However, for what it’s worth, there are some terrific stories being told in these books. Two are from Irish authors, two from UK-Pakistani authors, four Americans authors, four UK authors, and one Indian author (Arundhati Roy’s debut novel, God of Small Things, won the Booker Prize in 1997, and this book is her ‘return to fiction’). Many of these books have been nominated for other awards (especially Colson Whitehead’s The Underground Railroad), and many authors have been shortlisted previously (Sebastian Barry, Ali Smith, Zadie Smith, and Mohsin Hamid), while Jon McGregor is longlisted for a third time. There are also debut novels from young writers, giving us a taste of the geographic breadth, scope, and drive of fiction from around the English-speaking world. As Chair of the 2017 judges, Baroness Lola Young, says:
Only when we’d finally selected our 13 novels did we fully realise the huge energy, imagination and variety in them as a group. The longlist showcases a diverse spectrum — not only of voices and literary styles but of protagonists too, in their culture, age and gender. Nevertheless we found there was a spirit common to all these novels: though their subject matter might be turbulent, their power and range were life-affirming – a tonic for our times.
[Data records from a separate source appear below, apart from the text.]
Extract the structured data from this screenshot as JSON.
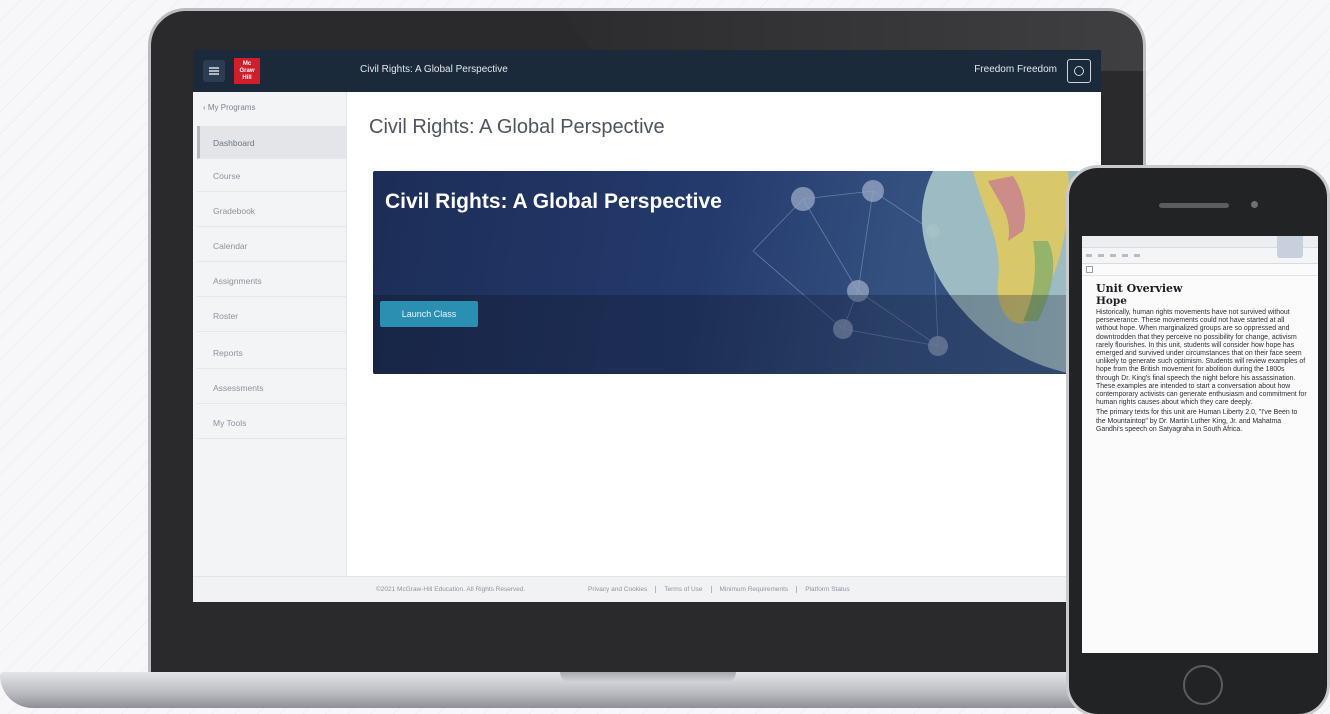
{
  "app": {
    "logo_text": [
      "Mc",
      "Graw",
      "Hill"
    ],
    "topbar_title": "Civil Rights: A Global Perspective",
    "user_name": "Freedom Freedom"
  },
  "sidebar": {
    "back_label": "My Programs",
    "items": [
      {
        "label": "Dashboard",
        "active": true
      },
      {
        "label": "Course"
      },
      {
        "label": "Gradebook"
      },
      {
        "label": "Calendar"
      },
      {
        "label": "Assignments"
      },
      {
        "label": "Roster"
      },
      {
        "label": "Reports"
      },
      {
        "label": "Assessments"
      },
      {
        "label": "My Tools"
      }
    ]
  },
  "main": {
    "page_title": "Civil Rights: A Global Perspective",
    "banner_title": "Civil Rights: A Global Perspective",
    "launch_label": "Launch Class"
  },
  "footer": {
    "copyright": "©2021 McGraw-Hill Education. All Rights Reserved.",
    "links": [
      "Privacy and Cookies",
      "Terms of Use",
      "Minimum Requirements",
      "Platform Status"
    ]
  },
  "phone": {
    "heading": "Unit Overview",
    "subheading": "Hope",
    "paragraphs": [
      "Historically, human rights movements have not survived without perseverance. These movements could not have started at all without hope. When marginalized groups are so oppressed and downtrodden that they perceive no possibility for change, activism rarely flourishes. In this unit, students will consider how hope has emerged and survived under circumstances that on their face seem unlikely to generate such optimism. Students will review examples of hope from the British movement for abolition during the 1800s through Dr. King's final speech the night before his assassination. These examples are intended to start a conversation about how contemporary activists can generate enthusiasm and commitment for human rights causes about which they care deeply.",
      "The primary texts for this unit are Human Liberty 2.0, \"I've Been to the Mountaintop\" by Dr. Martin Luther King, Jr. and Mahatma Gandhi's speech on Satyagraha in South Africa."
    ]
  },
  "colors": {
    "topbar": "#1b2a3b",
    "banner": "#243a6d",
    "launch_button": "#2b8fb1",
    "logo": "#d11e2a"
  }
}
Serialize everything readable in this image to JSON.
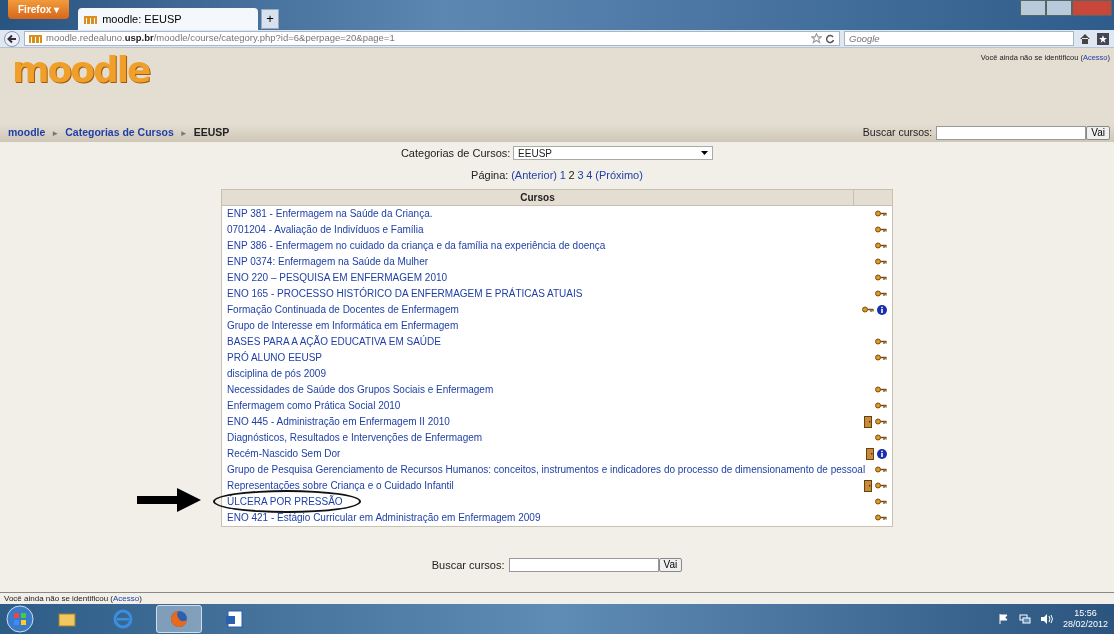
{
  "browser": {
    "menu_button": "Firefox ▾",
    "tabs": [
      {
        "title": "moodle: EEUSP",
        "selected": true
      }
    ],
    "new_tab": "+",
    "address": {
      "host_start": "moodle.redealuno.",
      "host_bold": "usp.br",
      "path": "/moodle/course/category.php?id=6&perpage=20&page=1"
    },
    "search_placeholder": "Google"
  },
  "header": {
    "logo": "moodle",
    "login_text": "Você ainda não se identificou (",
    "login_link": "Acesso",
    "login_end": ")"
  },
  "breadcrumb": [
    {
      "label": "moodle",
      "kind": "link"
    },
    {
      "separator": "►",
      "label": "Categorias de Cursos",
      "kind": "link"
    },
    {
      "separator": "►",
      "label": "EEUSP",
      "kind": "current"
    }
  ],
  "top_search": {
    "label": "Buscar cursos:",
    "button": "Vai"
  },
  "category_select": {
    "label": "Categorias de Cursos:",
    "value": "EEUSP"
  },
  "paging": {
    "label": "Página:",
    "prev": "(Anterior)",
    "pages": [
      {
        "label": "1",
        "selected": false
      },
      {
        "label": "2",
        "selected": true
      },
      {
        "label": "3",
        "selected": false
      },
      {
        "label": "4",
        "selected": false
      }
    ],
    "next": "(Próximo)"
  },
  "table": {
    "columns": [
      "Cursos"
    ],
    "rows": [
      {
        "name": "ENP 381 - Enfermagem na Saúde da Criança.",
        "icons": [
          {
            "kind": "key"
          }
        ]
      },
      {
        "name": "0701204 - Avaliação de Indivíduos e Família",
        "icons": [
          {
            "kind": "key"
          }
        ]
      },
      {
        "name": "ENP 386 - Enfermagem no cuidado da criança e da família na experiência de doença",
        "icons": [
          {
            "kind": "key"
          }
        ]
      },
      {
        "name": "ENP 0374: Enfermagem na Saúde da Mulher",
        "icons": [
          {
            "kind": "key"
          }
        ]
      },
      {
        "name": "ENO 220 – PESQUISA EM ENFERMAGEM 2010",
        "icons": [
          {
            "kind": "key"
          }
        ]
      },
      {
        "name": "ENO 165 - PROCESSO HISTÓRICO DA ENFERMAGEM E PRÁTICAS ATUAIS",
        "icons": [
          {
            "kind": "key"
          }
        ]
      },
      {
        "name": "Formação Continuada de Docentes de Enfermagem",
        "icons": [
          {
            "kind": "key"
          },
          {
            "kind": "info"
          }
        ]
      },
      {
        "name": "Grupo de Interesse em Informática em Enfermagem",
        "icons": []
      },
      {
        "name": "BASES PARA A AÇÃO EDUCATIVA EM SAÚDE",
        "icons": [
          {
            "kind": "key"
          }
        ]
      },
      {
        "name": "PRÓ ALUNO EEUSP",
        "icons": [
          {
            "kind": "key"
          }
        ]
      },
      {
        "name": "disciplina de pós 2009",
        "icons": []
      },
      {
        "name": "Necessidades de Saúde dos Grupos Sociais e Enfermagem",
        "icons": [
          {
            "kind": "key"
          }
        ]
      },
      {
        "name": "Enfermagem como Prática Social 2010",
        "icons": [
          {
            "kind": "key"
          }
        ]
      },
      {
        "name": "ENO 445 - Administração em Enfermagem II 2010",
        "icons": [
          {
            "kind": "door"
          },
          {
            "kind": "key"
          }
        ]
      },
      {
        "name": "Diagnósticos, Resultados e Intervenções de Enfermagem",
        "icons": [
          {
            "kind": "key"
          }
        ]
      },
      {
        "name": "Recém-Nascido Sem Dor",
        "icons": [
          {
            "kind": "door"
          },
          {
            "kind": "info"
          }
        ]
      },
      {
        "name": "Grupo de Pesquisa Gerenciamento de Recursos Humanos: conceitos, instrumentos e indicadores do processo de dimensionamento de pessoal",
        "icons": [
          {
            "kind": "key"
          }
        ]
      },
      {
        "name": "Representações sobre Criança e o Cuidado Infantil",
        "icons": [
          {
            "kind": "door"
          },
          {
            "kind": "key"
          }
        ]
      },
      {
        "name": "ÚLCERA POR PRESSÃO",
        "icons": [
          {
            "kind": "key"
          }
        ],
        "highlighted": true
      },
      {
        "name": "ENO 421 - Estágio Curricular em Administração em Enfermagem 2009",
        "icons": [
          {
            "kind": "key"
          }
        ]
      }
    ]
  },
  "bottom_search": {
    "label": "Buscar cursos:",
    "button": "Vai"
  },
  "footer": {
    "login_text": "Você ainda não se identificou (",
    "login_link": "Acesso",
    "login_end": ")"
  },
  "taskbar": {
    "apps": [
      {
        "kind": "folder",
        "active": false
      },
      {
        "kind": "ie",
        "active": false
      },
      {
        "kind": "firefox",
        "active": true
      },
      {
        "kind": "word",
        "active": false
      }
    ],
    "time": "15:56",
    "date": "28/02/2012"
  }
}
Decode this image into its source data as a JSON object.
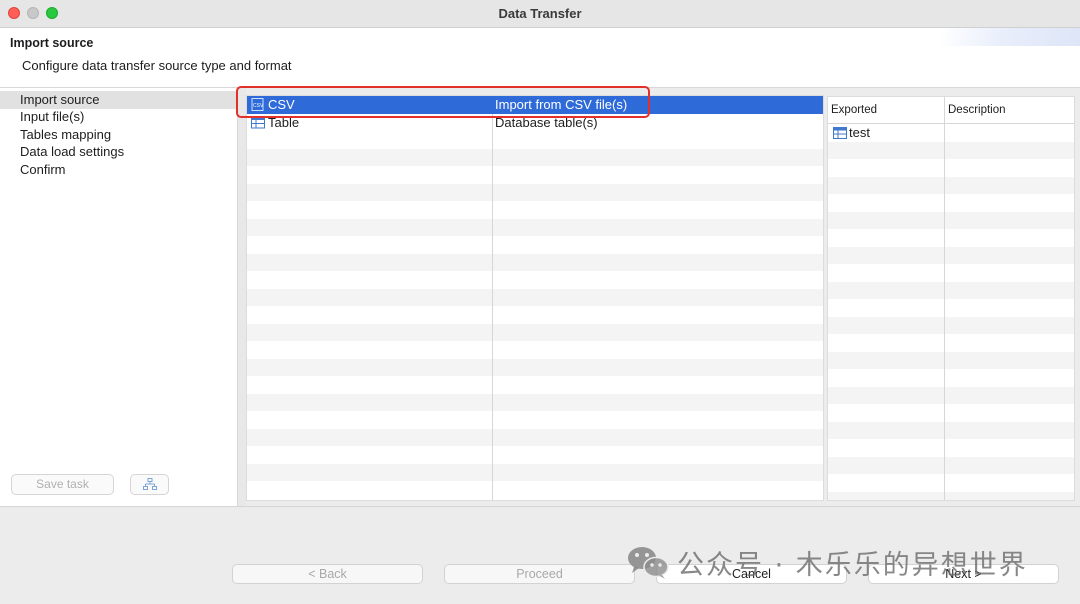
{
  "window": {
    "title": "Data Transfer"
  },
  "header": {
    "title": "Import source",
    "description": "Configure data transfer source type and format"
  },
  "nav": {
    "items": [
      {
        "label": "Import source",
        "active": true
      },
      {
        "label": "Input file(s)"
      },
      {
        "label": "Tables mapping"
      },
      {
        "label": "Data load settings"
      },
      {
        "label": "Confirm"
      }
    ],
    "save_task_label": "Save task",
    "task_icon": "hierarchy-icon"
  },
  "source_types": {
    "rows": [
      {
        "name": "CSV",
        "description": "Import from CSV file(s)",
        "icon": "csv-file-icon",
        "selected": true
      },
      {
        "name": "Table",
        "description": "Database table(s)",
        "icon": "table-icon"
      }
    ]
  },
  "exported": {
    "columns": [
      "Exported",
      "Description"
    ],
    "rows": [
      {
        "name": "test",
        "icon": "table-icon"
      }
    ]
  },
  "footer": {
    "back_label": "< Back",
    "proceed_label": "Proceed",
    "cancel_label": "Cancel",
    "next_label": "Next >"
  },
  "watermark": {
    "text": "公众号 · 木乐乐的异想世界"
  },
  "colors": {
    "selection": "#2f6ad9",
    "highlight_box": "#e2312a"
  }
}
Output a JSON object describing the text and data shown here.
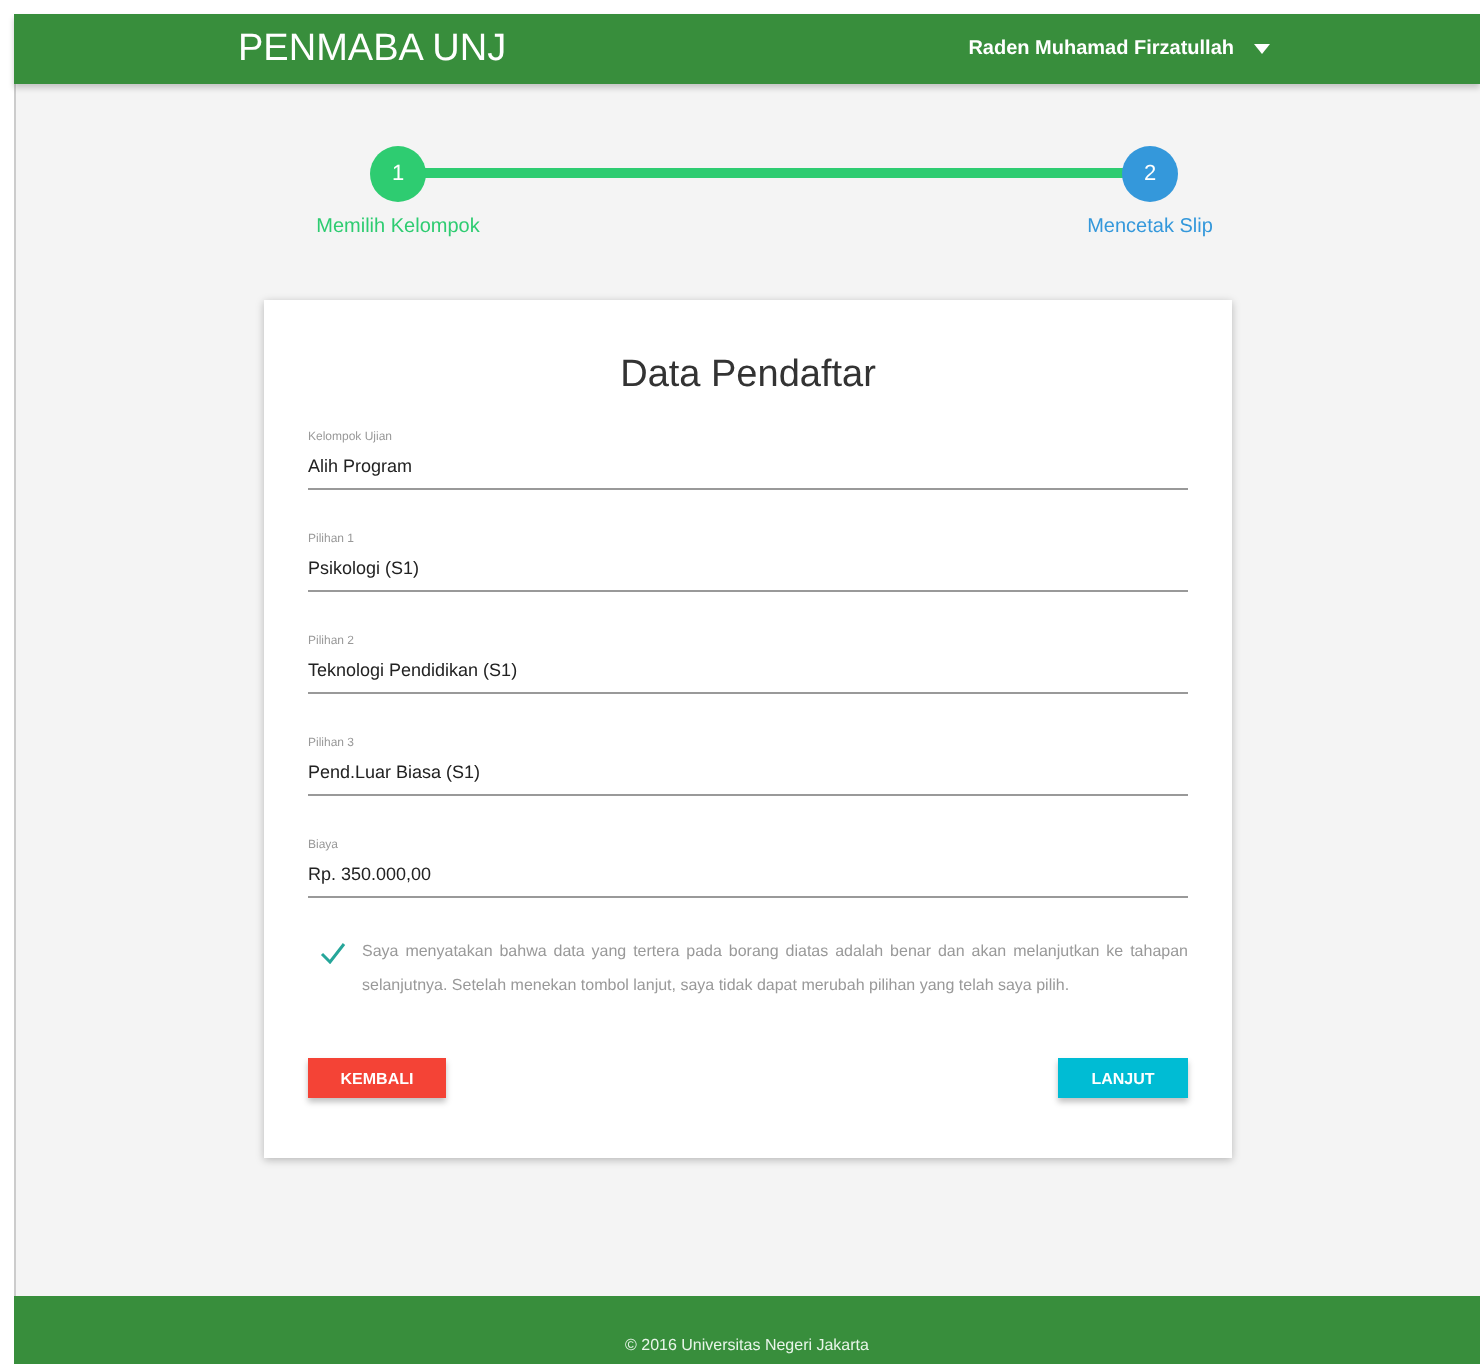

Together their authors — both recognised and new — explore an array of literary forms and techniques, from those working in a traditional vein to those who aim to move the walls of fiction.
So have a look at the list, place your bets, and we’ll be here to announce the short list to you when it’s released on September 13!
We’re a little late on this news, dear readers, for which please accept our humble apologies. However, we are still thrilled and delighted to offer some big Free For All congratulations to David Grossman and Jessica Cohen for the novel A Horse Walks Into a Bar!
Description: The setting is a comedy club in a small Israeli town. An audience that has come expecting an evening of amusement instead sees a comedian falling apart on stage; an act of disintegration, a man crumbling before their eyes as a matter of choice. They could get up and leave, or boo and whistle and drive him from the stage, if they were not so drawn to glimpse his personal hell.
Dovale Gee, a veteran stand-up comic – charming, erratic, repellent – exposes a wound he has been living with for years: a fateful and gruesome choice he had to make between the two people who were dearest to him.
The Guardian quoted the chair of judges of the award, who said of Grossman’s work:
“David Grossman has attempted an ambitious high-wire act of a novel, and he’s pulled it off spectacularly…A Horse Walks into a Barshines a spotlight on the effects of grief, without any hint of sentimentality. The central character is challenging and flawed, but completely compelling. We were bowled over by Grossman’s willingness to take emotional as well as stylistic risks: every sentence counts, every word matters in this supreme example of the writer’s craft.”
Grossman shares the award with his translator, Jessica Cohen. The New York Times did an interview with Cohen and Grossman just after the prize was announced at the V&A Museum in London, and discussed the process of finding a translator, and the incredibly laborious, loving effort that goes into translating a work–and often, the un-translatable nature of humor:
“A Horse Walks Into a Bar” obviously raises a particular question of how to translate jokes. Are there any examples of jokes you weren’t able to translate?
COHEN There were a few examples of jokes — not so much because of pacing or sound but because of cultural knowledge a non-Israeli reader wouldn’t have — that just weren’t going to work in English. Obviously if you have to explain something, it’s not funny. There were some cases like that where I managed to come up with a kind of equivalent. Some things we just had to drop.